Reason's Sam Staley pointed me to a question poised by the Cato Institute's Randal O'Toole at his Anti-Planner blog, namely is central planning required to advance certain technologies that require substantial investment from both users and suppliers?
Randal raises the chicken-and-the-egg problem with driverless cars. Although the technology has been around for ten years, he sees something of a standoff--consumers won't install the technology in their cars until the government upgrades the roads and the government won't install the technology on the roads until consumers upgrade their cars. Must the government then step in to arbitrate the transition?
My argument, of course, is that market mechanisms work. The downside is that they may take a little longer than government intervention to hash themselves out. The upside is that, in the end, the technology solution is sustainable, profitable and more economical for consumers and suppliers.

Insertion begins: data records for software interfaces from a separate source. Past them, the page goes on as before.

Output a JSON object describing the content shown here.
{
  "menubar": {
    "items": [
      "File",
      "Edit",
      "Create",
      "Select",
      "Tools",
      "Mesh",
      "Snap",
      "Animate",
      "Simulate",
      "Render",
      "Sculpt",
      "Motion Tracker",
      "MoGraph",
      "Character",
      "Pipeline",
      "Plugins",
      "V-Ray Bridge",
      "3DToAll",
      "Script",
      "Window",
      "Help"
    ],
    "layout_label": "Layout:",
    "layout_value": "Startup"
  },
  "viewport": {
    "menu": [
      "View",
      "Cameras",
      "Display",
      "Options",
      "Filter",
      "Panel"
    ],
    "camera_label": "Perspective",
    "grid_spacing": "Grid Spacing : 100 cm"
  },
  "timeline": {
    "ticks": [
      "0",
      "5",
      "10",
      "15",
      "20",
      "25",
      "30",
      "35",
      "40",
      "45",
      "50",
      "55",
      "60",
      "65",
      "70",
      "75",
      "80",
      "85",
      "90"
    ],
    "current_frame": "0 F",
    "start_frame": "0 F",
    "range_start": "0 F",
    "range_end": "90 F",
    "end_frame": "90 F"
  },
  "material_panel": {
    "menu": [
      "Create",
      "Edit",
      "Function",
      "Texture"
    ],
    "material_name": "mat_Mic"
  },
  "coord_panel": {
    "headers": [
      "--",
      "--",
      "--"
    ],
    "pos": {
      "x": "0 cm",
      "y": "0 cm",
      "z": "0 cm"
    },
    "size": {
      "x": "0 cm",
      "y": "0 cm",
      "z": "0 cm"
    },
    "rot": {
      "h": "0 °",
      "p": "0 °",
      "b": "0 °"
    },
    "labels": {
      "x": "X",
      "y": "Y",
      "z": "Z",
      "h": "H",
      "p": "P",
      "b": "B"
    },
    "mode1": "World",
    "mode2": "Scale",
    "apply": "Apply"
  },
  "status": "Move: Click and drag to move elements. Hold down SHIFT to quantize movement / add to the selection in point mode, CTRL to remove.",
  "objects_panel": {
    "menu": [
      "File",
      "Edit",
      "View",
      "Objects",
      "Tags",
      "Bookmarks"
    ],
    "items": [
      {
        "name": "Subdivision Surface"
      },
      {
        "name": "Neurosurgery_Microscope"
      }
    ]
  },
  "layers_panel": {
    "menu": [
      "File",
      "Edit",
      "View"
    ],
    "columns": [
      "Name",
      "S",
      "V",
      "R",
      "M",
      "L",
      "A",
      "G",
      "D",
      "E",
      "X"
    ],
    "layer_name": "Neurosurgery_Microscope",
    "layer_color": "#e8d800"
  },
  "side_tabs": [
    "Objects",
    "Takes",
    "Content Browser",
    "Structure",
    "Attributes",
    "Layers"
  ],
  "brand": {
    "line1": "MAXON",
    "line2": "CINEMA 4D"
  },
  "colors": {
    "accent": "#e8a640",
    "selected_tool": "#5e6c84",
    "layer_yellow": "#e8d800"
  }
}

The business process is always more prosaic, damanding extensive research and persuasive business cases. That's why when there's any uber-cool technology on the table, there is an unfortunate temptation to use the political process to subvert the business process, usually out of a belief that if someone doesn't take action now, all will be lost for good. This impatience, for one, led to the municipal broadband disasters of the last few years, and stands to be a problem as various parties vie for a piece of the broadband stimulus.
I waded in because Randal chose HDTV as another chicken-and-egg example. Although there was some central planning involved, in my opinion it was not necessary. I elaborate on that in a reply on Randal's site.